There’s a fox that lives in my garden. Every night he screeches and wails while trying to get into my rabbit’s hutch. If this were Kerbal 0.22 I’d be able to shove him into a rocket and expose him to the rigours of deep space. Not only that, I’d get a little closer to unlocking the next module on my tech tree, too.

Science is a great like that, and so is Kerbal according to our Kerbal Space Program review.

The two major additions coming in Kerbal’s 0.22 update are science modules and an R&D department. The modules allow you to perform experiments in different parts of the Kerbal solar system and collect data to bring back home. Different modules will get different data. So, for instance, if you’re wanting to test a nearby planet’s atmosphere then you’ll want to install a specimen container. You can load that up with woodland critters, launch yourself over to the planet’s surface, and open the window to see what happens.

The antennae modules now have some use, too. You can use them to beam data results back to Kerbin. Without antennae you’ll need to successfully land back on your home planet for the data to be recovered.

All this data would be useless without some boffins to break it down into useful science. That’s what your new R&D centre is for: it takes data from your space excursions and uses it to advance your tech tree.

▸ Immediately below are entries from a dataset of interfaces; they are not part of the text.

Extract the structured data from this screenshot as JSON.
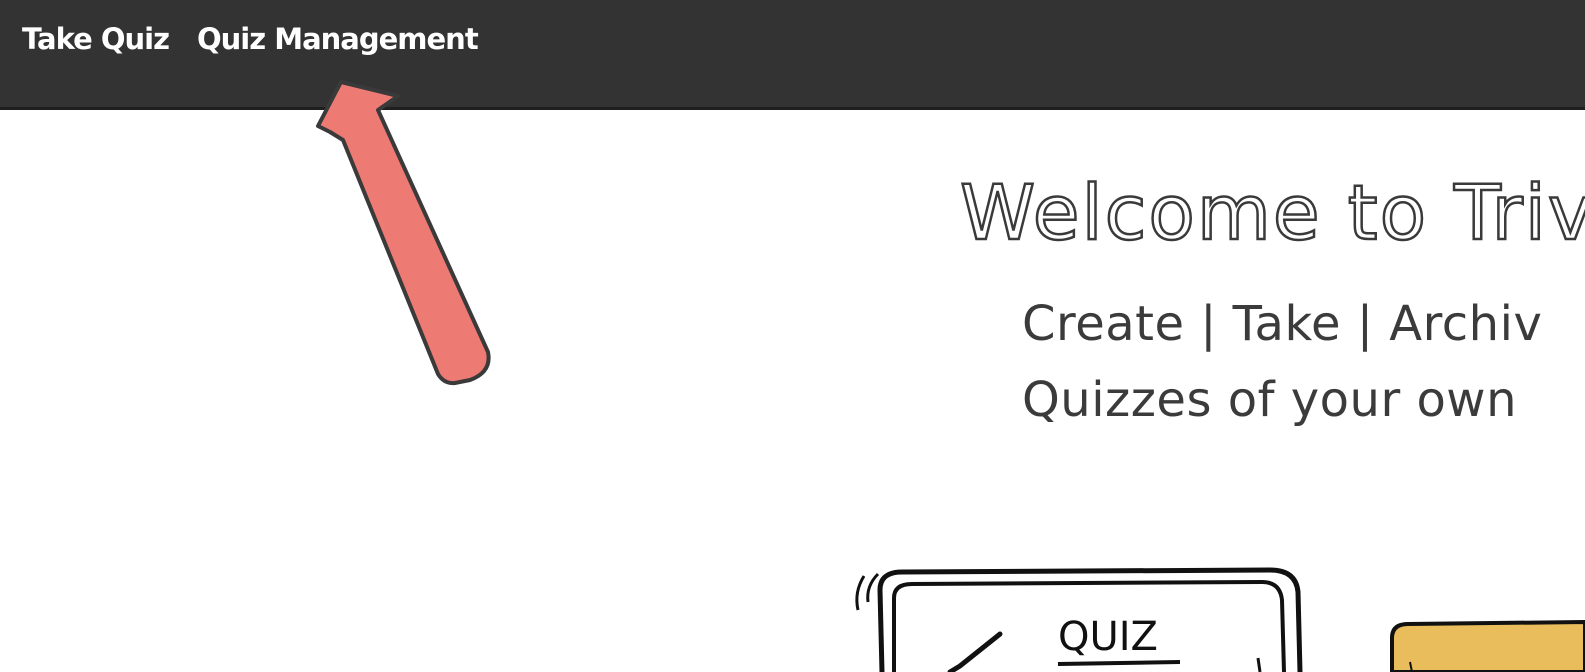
{
  "nav": {
    "take_quiz": "Take Quiz",
    "quiz_management": "Quiz Management"
  },
  "hero": {
    "title": "Welcome to Triv",
    "line1": "Create | Take | Archiv",
    "line2": "Quizzes of your own"
  },
  "illustration": {
    "quiz_label": "QUIZ"
  },
  "colors": {
    "navbar": "#333333",
    "arrow": "#ee7a74",
    "card": "#e9bd5b"
  }
}
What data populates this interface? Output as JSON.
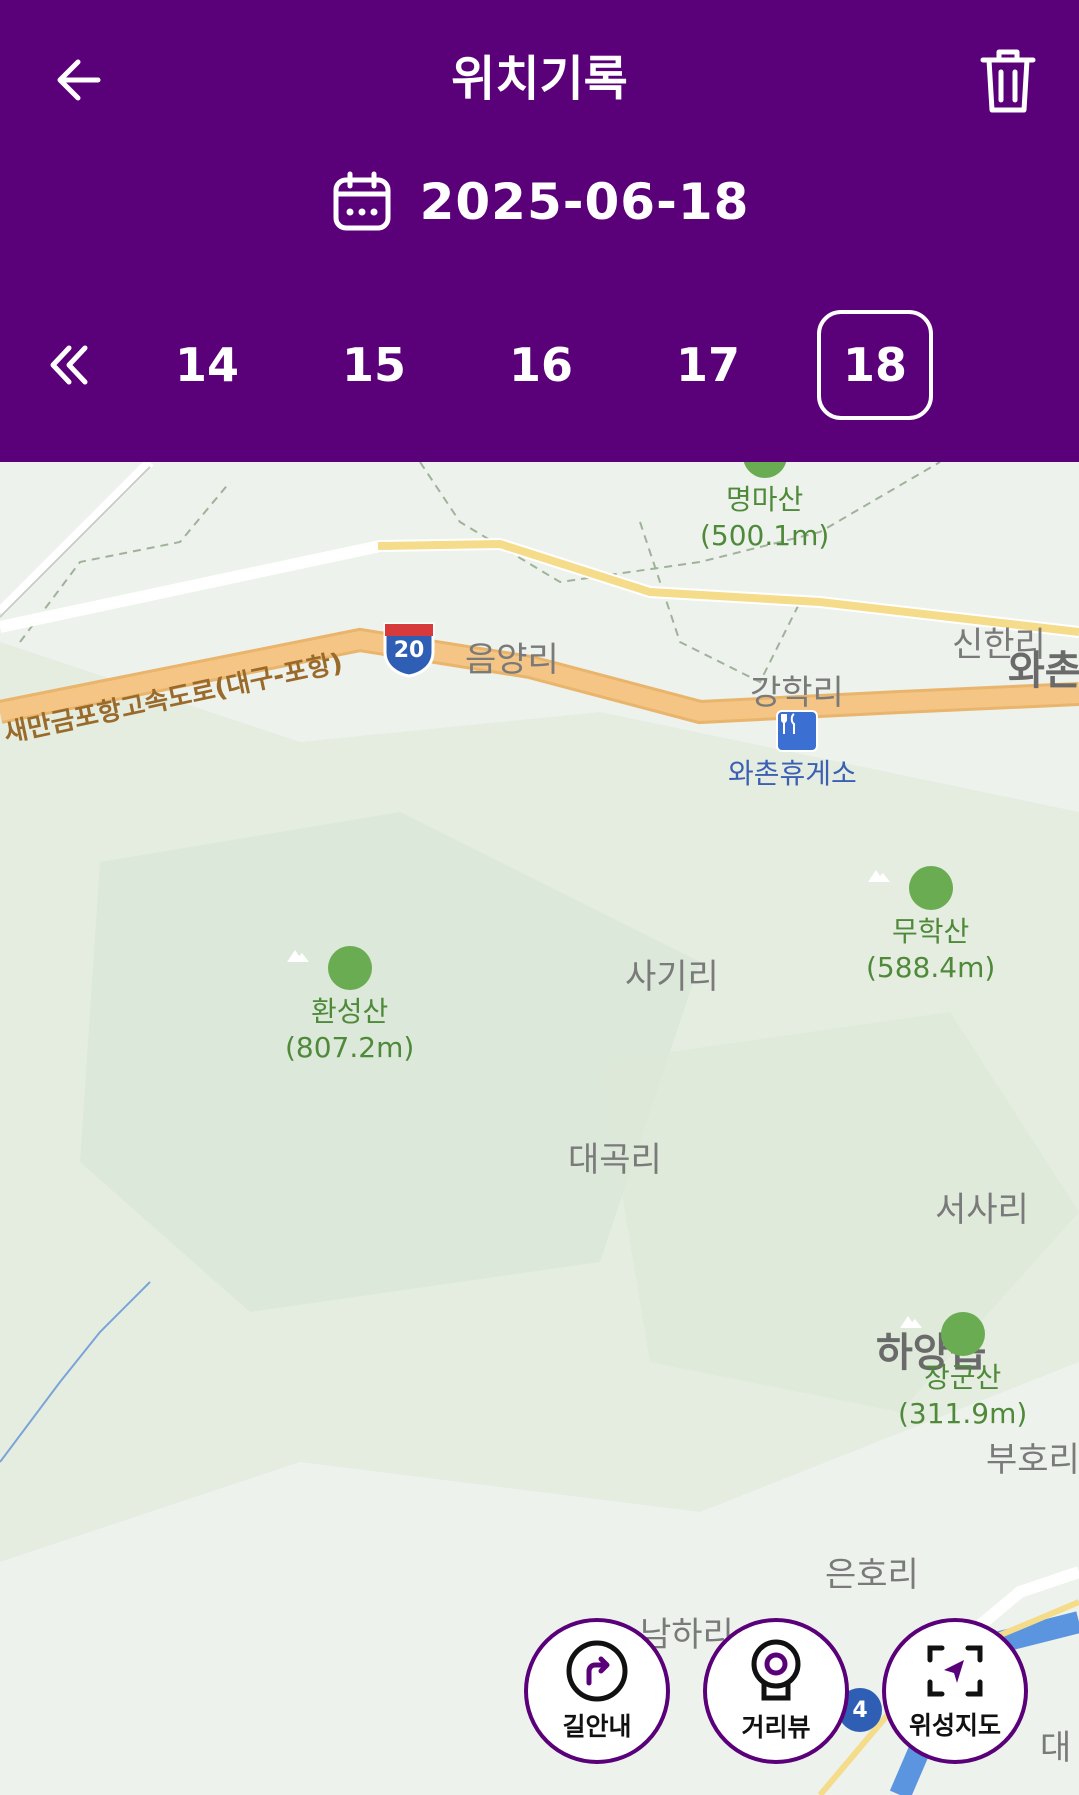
{
  "header": {
    "title": "위치기록",
    "date": "2025-06-18"
  },
  "day_tabs": [
    {
      "label": "14"
    },
    {
      "label": "15"
    },
    {
      "label": "16"
    },
    {
      "label": "17"
    },
    {
      "label": "18",
      "selected": true
    }
  ],
  "map": {
    "places": [
      "음양리",
      "강학리",
      "신한리",
      "사기리",
      "대곡리",
      "서사리",
      "하양읍",
      "부호리",
      "은호리",
      "남하리"
    ],
    "peaks": [
      {
        "name": "명마산",
        "height": "(500.1m)"
      },
      {
        "name": "무학산",
        "height": "(588.4m)"
      },
      {
        "name": "환성산",
        "height": "(807.2m)"
      },
      {
        "name": "장군산",
        "height": "(311.9m)"
      }
    ],
    "rest_area": "와촌휴게소",
    "highway_name": "새만금포항고속도로(대구-포항)",
    "highway_number": "20",
    "edge_labels": [
      "와촌",
      "대",
      "4"
    ]
  },
  "buttons": {
    "directions": "길안내",
    "street_view": "거리뷰",
    "satellite": "위성지도"
  },
  "colors": {
    "header_bg": "#5a0079",
    "highway": "#f2c27a",
    "peak_icon": "#6aac52"
  }
}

0.22 is clearly a big push towards a cohesive meta game. Currently in Kerbal you have to come up with your own missions and objectives, this R&D centre will be the cornerstone for defining what you should do next. Want to create a terraforming module for another planet, well you’re going to need to have valid data of the effects that planet’s atmosphere has on living organisms.

There are other changes coming in 0.22, too. You can create subassemblies to speed up ship building. Subassemblies are parts of your ship that you think you’ll duplicate in future. You can save wing and fuselage layouts for your space planes, for example.

You can now also attach rocket boosters to your space rovers. Why? Because the results should be spectacular.